Supplied material
——————
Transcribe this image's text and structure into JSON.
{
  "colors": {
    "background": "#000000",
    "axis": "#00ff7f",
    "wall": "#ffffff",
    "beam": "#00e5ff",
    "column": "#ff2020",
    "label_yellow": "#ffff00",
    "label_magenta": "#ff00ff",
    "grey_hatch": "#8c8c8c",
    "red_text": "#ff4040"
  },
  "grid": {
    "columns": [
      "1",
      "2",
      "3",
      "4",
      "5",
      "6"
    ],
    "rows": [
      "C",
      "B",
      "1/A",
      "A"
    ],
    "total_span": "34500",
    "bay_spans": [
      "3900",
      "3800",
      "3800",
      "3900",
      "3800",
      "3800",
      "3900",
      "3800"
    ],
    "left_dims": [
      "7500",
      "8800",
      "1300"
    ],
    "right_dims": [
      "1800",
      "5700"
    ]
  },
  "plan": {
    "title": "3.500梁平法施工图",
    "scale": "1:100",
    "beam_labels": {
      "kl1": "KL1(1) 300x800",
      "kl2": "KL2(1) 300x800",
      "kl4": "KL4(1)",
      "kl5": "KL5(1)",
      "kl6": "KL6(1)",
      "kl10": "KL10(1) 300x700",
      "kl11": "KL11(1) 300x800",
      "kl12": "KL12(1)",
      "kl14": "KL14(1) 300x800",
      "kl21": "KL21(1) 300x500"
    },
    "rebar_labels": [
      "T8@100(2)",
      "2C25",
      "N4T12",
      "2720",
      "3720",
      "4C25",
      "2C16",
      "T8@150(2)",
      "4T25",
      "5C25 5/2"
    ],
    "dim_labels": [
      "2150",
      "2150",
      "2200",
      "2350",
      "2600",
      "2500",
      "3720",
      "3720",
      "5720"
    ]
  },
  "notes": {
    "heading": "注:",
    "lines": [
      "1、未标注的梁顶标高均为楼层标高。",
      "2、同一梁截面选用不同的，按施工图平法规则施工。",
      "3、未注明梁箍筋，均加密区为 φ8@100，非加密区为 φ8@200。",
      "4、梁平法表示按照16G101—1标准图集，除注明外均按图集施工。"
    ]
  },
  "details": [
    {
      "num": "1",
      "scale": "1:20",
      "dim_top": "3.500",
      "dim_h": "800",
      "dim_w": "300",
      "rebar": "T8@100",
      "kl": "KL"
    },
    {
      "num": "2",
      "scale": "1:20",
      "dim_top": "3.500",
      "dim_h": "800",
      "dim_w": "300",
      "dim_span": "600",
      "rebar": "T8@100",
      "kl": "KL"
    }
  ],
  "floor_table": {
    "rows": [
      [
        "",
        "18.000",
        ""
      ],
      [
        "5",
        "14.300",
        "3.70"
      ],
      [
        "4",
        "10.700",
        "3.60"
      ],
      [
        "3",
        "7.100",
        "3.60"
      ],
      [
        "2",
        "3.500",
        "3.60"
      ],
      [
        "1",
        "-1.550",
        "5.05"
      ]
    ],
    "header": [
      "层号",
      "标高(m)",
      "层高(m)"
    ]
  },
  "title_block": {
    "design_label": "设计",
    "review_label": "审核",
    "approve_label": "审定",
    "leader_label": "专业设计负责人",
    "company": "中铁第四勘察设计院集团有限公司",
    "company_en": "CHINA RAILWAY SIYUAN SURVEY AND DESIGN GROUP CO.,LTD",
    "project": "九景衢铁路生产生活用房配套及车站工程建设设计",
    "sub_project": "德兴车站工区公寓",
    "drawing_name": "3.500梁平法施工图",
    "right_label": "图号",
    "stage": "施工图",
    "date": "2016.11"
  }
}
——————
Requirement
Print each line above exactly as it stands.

Response to this task
Transcribe this image's text and structure into JSON.
{
  "colors": {
    "background": "#000000",
    "axis": "#00ff7f",
    "wall": "#ffffff",
    "beam": "#00e5ff",
    "column": "#ff2020",
    "label_yellow": "#ffff00",
    "label_magenta": "#ff00ff",
    "grey_hatch": "#8c8c8c",
    "red_text": "#ff4040"
  },
  "grid": {
    "columns": [
      "1",
      "2",
      "3",
      "4",
      "5",
      "6"
    ],
    "rows": [
      "C",
      "B",
      "1/A",
      "A"
    ],
    "total_span": "34500",
    "bay_spans": [
      "3900",
      "3800",
      "3800",
      "3900",
      "3800",
      "3800",
      "3900",
      "3800"
    ],
    "left_dims": [
      "7500",
      "8800",
      "1300"
    ],
    "right_dims": [
      "1800",
      "5700"
    ]
  },
  "plan": {
    "title": "3.500梁平法施工图",
    "scale": "1:100",
    "beam_labels": {
      "kl1": "KL1(1) 300x800",
      "kl2": "KL2(1) 300x800",
      "kl4": "KL4(1)",
      "kl5": "KL5(1)",
      "kl6": "KL6(1)",
      "kl10": "KL10(1) 300x700",
      "kl11": "KL11(1) 300x800",
      "kl12": "KL12(1)",
      "kl14": "KL14(1) 300x800",
      "kl21": "KL21(1) 300x500"
    },
    "rebar_labels": [
      "T8@100(2)",
      "2C25",
      "N4T12",
      "2720",
      "3720",
      "4C25",
      "2C16",
      "T8@150(2)",
      "4T25",
      "5C25 5/2"
    ],
    "dim_labels": [
      "2150",
      "2150",
      "2200",
      "2350",
      "2600",
      "2500",
      "3720",
      "3720",
      "5720"
    ]
  },
  "notes": {
    "heading": "注:",
    "lines": [
      "1、未标注的梁顶标高均为楼层标高。",
      "2、同一梁截面选用不同的，按施工图平法规则施工。",
      "3、未注明梁箍筋，均加密区为 φ8@100，非加密区为 φ8@200。",
      "4、梁平法表示按照16G101—1标准图集，除注明外均按图集施工。"
    ]
  },
  "details": [
    {
      "num": "1",
      "scale": "1:20",
      "dim_top": "3.500",
      "dim_h": "800",
      "dim_w": "300",
      "rebar": "T8@100",
      "kl": "KL"
    },
    {
      "num": "2",
      "scale": "1:20",
      "dim_top": "3.500",
      "dim_h": "800",
      "dim_w": "300",
      "dim_span": "600",
      "rebar": "T8@100",
      "kl": "KL"
    }
  ],
  "floor_table": {
    "rows": [
      [
        "",
        "18.000",
        ""
      ],
      [
        "5",
        "14.300",
        "3.70"
      ],
      [
        "4",
        "10.700",
        "3.60"
      ],
      [
        "3",
        "7.100",
        "3.60"
      ],
      [
        "2",
        "3.500",
        "3.60"
      ],
      [
        "1",
        "-1.550",
        "5.05"
      ]
    ],
    "header": [
      "层号",
      "标高(m)",
      "层高(m)"
    ]
  },
  "title_block": {
    "design_label": "设计",
    "review_label": "审核",
    "approve_label": "审定",
    "leader_label": "专业设计负责人",
    "company": "中铁第四勘察设计院集团有限公司",
    "company_en": "CHINA RAILWAY SIYUAN SURVEY AND DESIGN GROUP CO.,LTD",
    "project": "九景衢铁路生产生活用房配套及车站工程建设设计",
    "sub_project": "德兴车站工区公寓",
    "drawing_name": "3.500梁平法施工图",
    "right_label": "图号",
    "stage": "施工图",
    "date": "2016.11"
  }
}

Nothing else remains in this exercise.